EXERCISE PROMPT — Print out each entry below exactly, please.

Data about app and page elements
--------------------------------
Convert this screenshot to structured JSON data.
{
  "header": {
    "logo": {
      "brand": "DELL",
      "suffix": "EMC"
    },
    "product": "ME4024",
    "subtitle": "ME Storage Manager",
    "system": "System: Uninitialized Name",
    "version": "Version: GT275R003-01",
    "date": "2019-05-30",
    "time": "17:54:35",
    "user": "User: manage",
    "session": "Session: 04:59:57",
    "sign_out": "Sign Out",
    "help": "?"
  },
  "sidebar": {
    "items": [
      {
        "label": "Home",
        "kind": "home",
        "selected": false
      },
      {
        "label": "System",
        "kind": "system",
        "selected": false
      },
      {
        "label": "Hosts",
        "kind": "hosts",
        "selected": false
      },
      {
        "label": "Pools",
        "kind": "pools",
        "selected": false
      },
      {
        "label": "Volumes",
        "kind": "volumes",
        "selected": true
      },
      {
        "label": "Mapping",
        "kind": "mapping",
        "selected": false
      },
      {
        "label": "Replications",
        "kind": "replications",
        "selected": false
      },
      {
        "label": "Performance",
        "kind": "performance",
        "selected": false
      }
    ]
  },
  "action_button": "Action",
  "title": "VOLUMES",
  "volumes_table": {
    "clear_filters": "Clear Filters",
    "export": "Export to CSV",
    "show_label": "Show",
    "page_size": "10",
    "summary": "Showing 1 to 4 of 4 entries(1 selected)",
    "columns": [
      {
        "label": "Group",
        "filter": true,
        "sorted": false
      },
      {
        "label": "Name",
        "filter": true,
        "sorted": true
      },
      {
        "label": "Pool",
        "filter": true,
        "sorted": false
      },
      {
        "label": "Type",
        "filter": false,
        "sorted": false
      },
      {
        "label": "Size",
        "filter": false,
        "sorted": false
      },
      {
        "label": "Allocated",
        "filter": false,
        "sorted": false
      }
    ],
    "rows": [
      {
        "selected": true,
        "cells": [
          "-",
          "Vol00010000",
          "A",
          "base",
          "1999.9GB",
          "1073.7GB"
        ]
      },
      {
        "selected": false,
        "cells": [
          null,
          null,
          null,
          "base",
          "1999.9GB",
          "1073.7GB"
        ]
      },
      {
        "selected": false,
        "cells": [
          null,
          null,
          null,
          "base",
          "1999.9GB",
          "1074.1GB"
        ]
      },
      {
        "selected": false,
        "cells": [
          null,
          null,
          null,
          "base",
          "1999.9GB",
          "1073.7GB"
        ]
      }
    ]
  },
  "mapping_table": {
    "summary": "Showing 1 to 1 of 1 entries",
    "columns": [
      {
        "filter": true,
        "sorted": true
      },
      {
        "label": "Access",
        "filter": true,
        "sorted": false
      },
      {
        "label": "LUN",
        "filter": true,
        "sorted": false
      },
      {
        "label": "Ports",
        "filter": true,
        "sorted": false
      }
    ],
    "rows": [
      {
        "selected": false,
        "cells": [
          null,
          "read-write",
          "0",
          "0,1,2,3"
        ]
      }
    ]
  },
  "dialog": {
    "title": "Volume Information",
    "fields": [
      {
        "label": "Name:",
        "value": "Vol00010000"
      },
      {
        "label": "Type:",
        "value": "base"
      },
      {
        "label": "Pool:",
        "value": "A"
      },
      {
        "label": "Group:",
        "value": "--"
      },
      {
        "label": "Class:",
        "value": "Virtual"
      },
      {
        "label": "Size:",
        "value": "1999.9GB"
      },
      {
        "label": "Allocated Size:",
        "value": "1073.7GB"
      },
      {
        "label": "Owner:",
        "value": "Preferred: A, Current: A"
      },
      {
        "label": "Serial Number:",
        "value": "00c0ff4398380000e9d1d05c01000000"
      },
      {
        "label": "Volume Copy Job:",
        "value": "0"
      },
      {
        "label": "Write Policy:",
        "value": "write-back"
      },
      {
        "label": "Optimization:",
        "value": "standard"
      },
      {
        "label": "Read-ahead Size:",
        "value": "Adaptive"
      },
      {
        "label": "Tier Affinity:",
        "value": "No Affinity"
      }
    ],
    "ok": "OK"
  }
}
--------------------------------
THE ANSWER —
Convert this screenshot to structured JSON data.
{
  "header": {
    "logo": {
      "brand": "DELL",
      "suffix": "EMC"
    },
    "product": "ME4024",
    "subtitle": "ME Storage Manager",
    "system": "System: Uninitialized Name",
    "version": "Version: GT275R003-01",
    "date": "2019-05-30",
    "time": "17:54:35",
    "user": "User: manage",
    "session": "Session: 04:59:57",
    "sign_out": "Sign Out",
    "help": "?"
  },
  "sidebar": {
    "items": [
      {
        "label": "Home",
        "kind": "home",
        "selected": false
      },
      {
        "label": "System",
        "kind": "system",
        "selected": false
      },
      {
        "label": "Hosts",
        "kind": "hosts",
        "selected": false
      },
      {
        "label": "Pools",
        "kind": "pools",
        "selected": false
      },
      {
        "label": "Volumes",
        "kind": "volumes",
        "selected": true
      },
      {
        "label": "Mapping",
        "kind": "mapping",
        "selected": false
      },
      {
        "label": "Replications",
        "kind": "replications",
        "selected": false
      },
      {
        "label": "Performance",
        "kind": "performance",
        "selected": false
      }
    ]
  },
  "action_button": "Action",
  "title": "VOLUMES",
  "volumes_table": {
    "clear_filters": "Clear Filters",
    "export": "Export to CSV",
    "show_label": "Show",
    "page_size": "10",
    "summary": "Showing 1 to 4 of 4 entries(1 selected)",
    "columns": [
      {
        "label": "Group",
        "filter": true,
        "sorted": false
      },
      {
        "label": "Name",
        "filter": true,
        "sorted": true
      },
      {
        "label": "Pool",
        "filter": true,
        "sorted": false
      },
      {
        "label": "Type",
        "filter": false,
        "sorted": false
      },
      {
        "label": "Size",
        "filter": false,
        "sorted": false
      },
      {
        "label": "Allocated",
        "filter": false,
        "sorted": false
      }
    ],
    "rows": [
      {
        "selected": true,
        "cells": [
          "-",
          "Vol00010000",
          "A",
          "base",
          "1999.9GB",
          "1073.7GB"
        ]
      },
      {
        "selected": false,
        "cells": [
          null,
          null,
          null,
          "base",
          "1999.9GB",
          "1073.7GB"
        ]
      },
      {
        "selected": false,
        "cells": [
          null,
          null,
          null,
          "base",
          "1999.9GB",
          "1074.1GB"
        ]
      },
      {
        "selected": false,
        "cells": [
          null,
          null,
          null,
          "base",
          "1999.9GB",
          "1073.7GB"
        ]
      }
    ]
  },
  "mapping_table": {
    "summary": "Showing 1 to 1 of 1 entries",
    "columns": [
      {
        "filter": true,
        "sorted": true
      },
      {
        "label": "Access",
        "filter": true,
        "sorted": false
      },
      {
        "label": "LUN",
        "filter": true,
        "sorted": false
      },
      {
        "label": "Ports",
        "filter": true,
        "sorted": false
      }
    ],
    "rows": [
      {
        "selected": false,
        "cells": [
          null,
          "read-write",
          "0",
          "0,1,2,3"
        ]
      }
    ]
  },
  "dialog": {
    "title": "Volume Information",
    "fields": [
      {
        "label": "Name:",
        "value": "Vol00010000"
      },
      {
        "label": "Type:",
        "value": "base"
      },
      {
        "label": "Pool:",
        "value": "A"
      },
      {
        "label": "Group:",
        "value": "--"
      },
      {
        "label": "Class:",
        "value": "Virtual"
      },
      {
        "label": "Size:",
        "value": "1999.9GB"
      },
      {
        "label": "Allocated Size:",
        "value": "1073.7GB"
      },
      {
        "label": "Owner:",
        "value": "Preferred: A, Current: A"
      },
      {
        "label": "Serial Number:",
        "value": "00c0ff4398380000e9d1d05c01000000"
      },
      {
        "label": "Volume Copy Job:",
        "value": "0"
      },
      {
        "label": "Write Policy:",
        "value": "write-back"
      },
      {
        "label": "Optimization:",
        "value": "standard"
      },
      {
        "label": "Read-ahead Size:",
        "value": "Adaptive"
      },
      {
        "label": "Tier Affinity:",
        "value": "No Affinity"
      }
    ],
    "ok": "OK"
  }
}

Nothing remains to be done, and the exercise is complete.